Co-ops are businesses owned by their workers, customers or community members, rather than distant shareholders. They put economic power directly in the hands of local people, and ensure the benefits of economic growth are felt by those who create it.
Too many people feel powerless over the economy, but we know that co-operative growth can help local people take back control by putting workers and communities in the driving seat.
Co-ops are built on a shared set of values and lead the way on ethical businesses practices, from paying their fair share of tax to protecting the environment. But co-ops aren’t just good for the world, they’re good for business too: studies show that co-ops are more productive and more resilient than traditional forms of business.
Co-ops are more ambitious, with 61% of co-ops expressing ambitions to grow compared with 53% of small businesses generally.
Co-operative start-ups are almost twice as likely to survive the first five years of trading than start-ups generally
Doubling the co-operative sector would grow the sector to 14,000 co-operatives. With the productivity boost that co-ops can bring, that could help improve the UK's economic productivity.
Economic growth is the oxygen for our ambitions. If economic growth over the last 13 years had been as strong as it was under the last Labour government, we would have £40billion extra to spend on the NHS and schools, without levying a single extra penny in tax.

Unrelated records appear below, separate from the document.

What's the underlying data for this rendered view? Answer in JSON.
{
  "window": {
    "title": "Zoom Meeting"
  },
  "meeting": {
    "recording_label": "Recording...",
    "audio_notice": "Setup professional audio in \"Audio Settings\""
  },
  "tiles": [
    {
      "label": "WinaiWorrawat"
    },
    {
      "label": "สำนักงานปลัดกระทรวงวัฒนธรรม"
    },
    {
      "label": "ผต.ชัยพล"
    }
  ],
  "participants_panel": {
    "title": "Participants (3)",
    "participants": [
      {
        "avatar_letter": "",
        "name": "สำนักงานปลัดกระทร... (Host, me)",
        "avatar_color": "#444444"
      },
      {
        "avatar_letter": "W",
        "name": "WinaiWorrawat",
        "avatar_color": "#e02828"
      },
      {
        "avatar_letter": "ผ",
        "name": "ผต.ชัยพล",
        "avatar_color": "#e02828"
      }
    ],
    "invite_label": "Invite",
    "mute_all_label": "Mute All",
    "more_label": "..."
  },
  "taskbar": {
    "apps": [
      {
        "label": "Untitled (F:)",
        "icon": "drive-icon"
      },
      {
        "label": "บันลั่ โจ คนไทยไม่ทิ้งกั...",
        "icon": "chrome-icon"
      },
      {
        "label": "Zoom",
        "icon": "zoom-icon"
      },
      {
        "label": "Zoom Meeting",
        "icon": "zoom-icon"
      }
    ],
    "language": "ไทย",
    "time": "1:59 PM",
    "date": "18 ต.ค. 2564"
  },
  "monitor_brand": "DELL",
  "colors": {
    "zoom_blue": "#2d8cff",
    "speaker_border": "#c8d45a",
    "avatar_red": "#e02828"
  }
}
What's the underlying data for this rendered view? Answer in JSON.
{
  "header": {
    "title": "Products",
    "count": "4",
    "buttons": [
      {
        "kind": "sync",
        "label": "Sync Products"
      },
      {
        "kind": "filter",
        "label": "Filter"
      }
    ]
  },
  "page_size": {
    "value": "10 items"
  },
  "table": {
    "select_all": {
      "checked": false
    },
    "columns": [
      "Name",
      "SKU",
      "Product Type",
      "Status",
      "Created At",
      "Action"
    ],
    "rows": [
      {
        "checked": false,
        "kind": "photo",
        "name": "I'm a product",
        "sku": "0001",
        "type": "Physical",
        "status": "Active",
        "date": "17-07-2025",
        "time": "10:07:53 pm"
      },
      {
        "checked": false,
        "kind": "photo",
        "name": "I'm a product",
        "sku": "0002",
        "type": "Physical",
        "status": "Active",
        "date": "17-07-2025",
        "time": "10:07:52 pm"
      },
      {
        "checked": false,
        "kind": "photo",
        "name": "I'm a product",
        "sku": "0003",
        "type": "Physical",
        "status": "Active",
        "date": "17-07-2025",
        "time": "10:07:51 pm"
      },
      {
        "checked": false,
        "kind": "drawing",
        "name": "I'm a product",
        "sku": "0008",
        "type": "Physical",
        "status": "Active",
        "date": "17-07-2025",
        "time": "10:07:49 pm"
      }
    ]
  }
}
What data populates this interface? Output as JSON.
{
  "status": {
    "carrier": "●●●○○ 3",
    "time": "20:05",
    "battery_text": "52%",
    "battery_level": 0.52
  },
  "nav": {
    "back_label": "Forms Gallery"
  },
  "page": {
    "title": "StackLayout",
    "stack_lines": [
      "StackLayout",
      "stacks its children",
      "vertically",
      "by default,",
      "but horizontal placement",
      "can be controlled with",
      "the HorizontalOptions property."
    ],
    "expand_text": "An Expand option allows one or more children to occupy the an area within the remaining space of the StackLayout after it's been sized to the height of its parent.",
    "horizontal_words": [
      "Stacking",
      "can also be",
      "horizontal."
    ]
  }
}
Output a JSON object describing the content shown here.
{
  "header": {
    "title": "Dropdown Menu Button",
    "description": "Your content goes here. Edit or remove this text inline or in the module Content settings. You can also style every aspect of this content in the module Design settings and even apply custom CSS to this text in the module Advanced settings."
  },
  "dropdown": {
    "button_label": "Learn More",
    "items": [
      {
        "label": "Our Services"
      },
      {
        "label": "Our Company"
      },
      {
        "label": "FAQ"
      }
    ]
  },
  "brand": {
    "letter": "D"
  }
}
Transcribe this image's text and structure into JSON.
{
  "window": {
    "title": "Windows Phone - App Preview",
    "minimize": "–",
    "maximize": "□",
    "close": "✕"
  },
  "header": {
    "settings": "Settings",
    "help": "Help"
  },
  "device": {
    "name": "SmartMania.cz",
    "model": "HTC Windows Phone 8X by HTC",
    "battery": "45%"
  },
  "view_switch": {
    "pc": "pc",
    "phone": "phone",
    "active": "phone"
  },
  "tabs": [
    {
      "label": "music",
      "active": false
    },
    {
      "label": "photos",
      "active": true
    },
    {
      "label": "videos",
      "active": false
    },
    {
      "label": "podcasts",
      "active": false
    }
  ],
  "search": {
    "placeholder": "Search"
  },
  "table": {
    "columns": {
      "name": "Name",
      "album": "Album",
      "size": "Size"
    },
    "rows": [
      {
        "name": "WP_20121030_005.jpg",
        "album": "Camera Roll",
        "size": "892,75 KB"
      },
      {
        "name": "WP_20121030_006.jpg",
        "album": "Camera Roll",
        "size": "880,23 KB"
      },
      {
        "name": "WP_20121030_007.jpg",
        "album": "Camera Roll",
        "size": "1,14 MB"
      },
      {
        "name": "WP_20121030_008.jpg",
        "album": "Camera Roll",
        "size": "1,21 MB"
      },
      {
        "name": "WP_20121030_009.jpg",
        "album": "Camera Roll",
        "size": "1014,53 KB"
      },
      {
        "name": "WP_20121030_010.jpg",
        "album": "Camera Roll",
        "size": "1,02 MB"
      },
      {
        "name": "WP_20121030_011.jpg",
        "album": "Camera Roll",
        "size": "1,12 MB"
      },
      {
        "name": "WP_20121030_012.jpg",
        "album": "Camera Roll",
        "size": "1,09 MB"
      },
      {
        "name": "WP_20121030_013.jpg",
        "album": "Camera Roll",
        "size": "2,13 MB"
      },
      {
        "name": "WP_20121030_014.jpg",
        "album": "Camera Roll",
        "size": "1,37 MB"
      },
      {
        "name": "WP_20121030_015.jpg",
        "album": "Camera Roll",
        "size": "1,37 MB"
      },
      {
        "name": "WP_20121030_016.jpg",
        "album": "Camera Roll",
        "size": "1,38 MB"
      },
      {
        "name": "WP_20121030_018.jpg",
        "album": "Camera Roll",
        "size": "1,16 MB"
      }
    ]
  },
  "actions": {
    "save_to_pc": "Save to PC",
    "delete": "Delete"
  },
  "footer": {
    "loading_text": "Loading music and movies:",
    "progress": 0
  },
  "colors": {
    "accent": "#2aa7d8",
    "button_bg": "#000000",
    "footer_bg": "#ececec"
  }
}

But we know that growth is meaningless if it depends on creating low-paid, insecure jobs, or is centred on London and the South East while the rest of the country languishes behind. We need growth from the grassroots. Growth created everywhere, by everyone, for everyone.
Co-ops are well placed to help drive that growth, but a more co-operative economy won't happen by chance. It will require proactive intervention to widen ownership, change the way economic rewards are distributed, and shift the balance of power towards people and communities.
This means addressing the barriers that are holding co-operatives back: a lack of access to finance, a legal framework that disadvantages co-ops compared to other businesses, and a lack of public awareness about co-ops and the benefits they bring.
Every community should have access to practical advice and support on how to start and grow co-operative businesses.
Simply put, the law is written with more traditional, privately-owned businesses in mind – which often creates unexpected challenges for co-ops. It can take minutes to start a limited company but months to start a co-operative: we need to break down the barriers and extra hurdles that co-ops face, in order to supercharge their growth.
Those same barriers can make it difficult for co-ops to access finance: we need to make it easier for co-op start-ups to access the capital investment they need to thrive.
The South Yorkshire Ownership Hub is the first of its kind in the UK, providing training and advice to build inclusive businesses across the region.
Cwmpas has been supporting businesses in Wales to make the transition to employee ownership.
Growing the community energy co-ops could provide bottom-up, renewable solutions to our climate crisis, generate thousands of jobs, and keep bills down for consumers
Social care co-operatives can drive up standards, ensure better terms and conditions for staff, deliver better outcomes for patients.
81% of UK co-operatives are in ‘everyday economy’: the places and spaces central to our daily lives. Nowhere is that more seen on on our high streets, where community ownership has the power to reenergise and unlock the potential of our high streets.
We want to build a fairer, greener, more democratic economy by growing the number of co-ops in every sector. But this won't happen by accident – we need to keep making the case for co-ops and their role in our economy.
If you want to help, join us and add your name to become an official planner of our plan to double the size of the co-operative sector. We'll keep you up to date with all the latest news on co-operative growth and our campaign to ensure every community and a say and a stake in our economy.
Promoted by Joe Fortune on behalf of the Co-operative Party, both at Unit 13, 83 Crampton Street, London, SE17 3BQ, United Kingdom.Co-operative Party Limited is a registered Society under the Co-operative and Community Benefit Societies Act 2014. Registered no. 30027R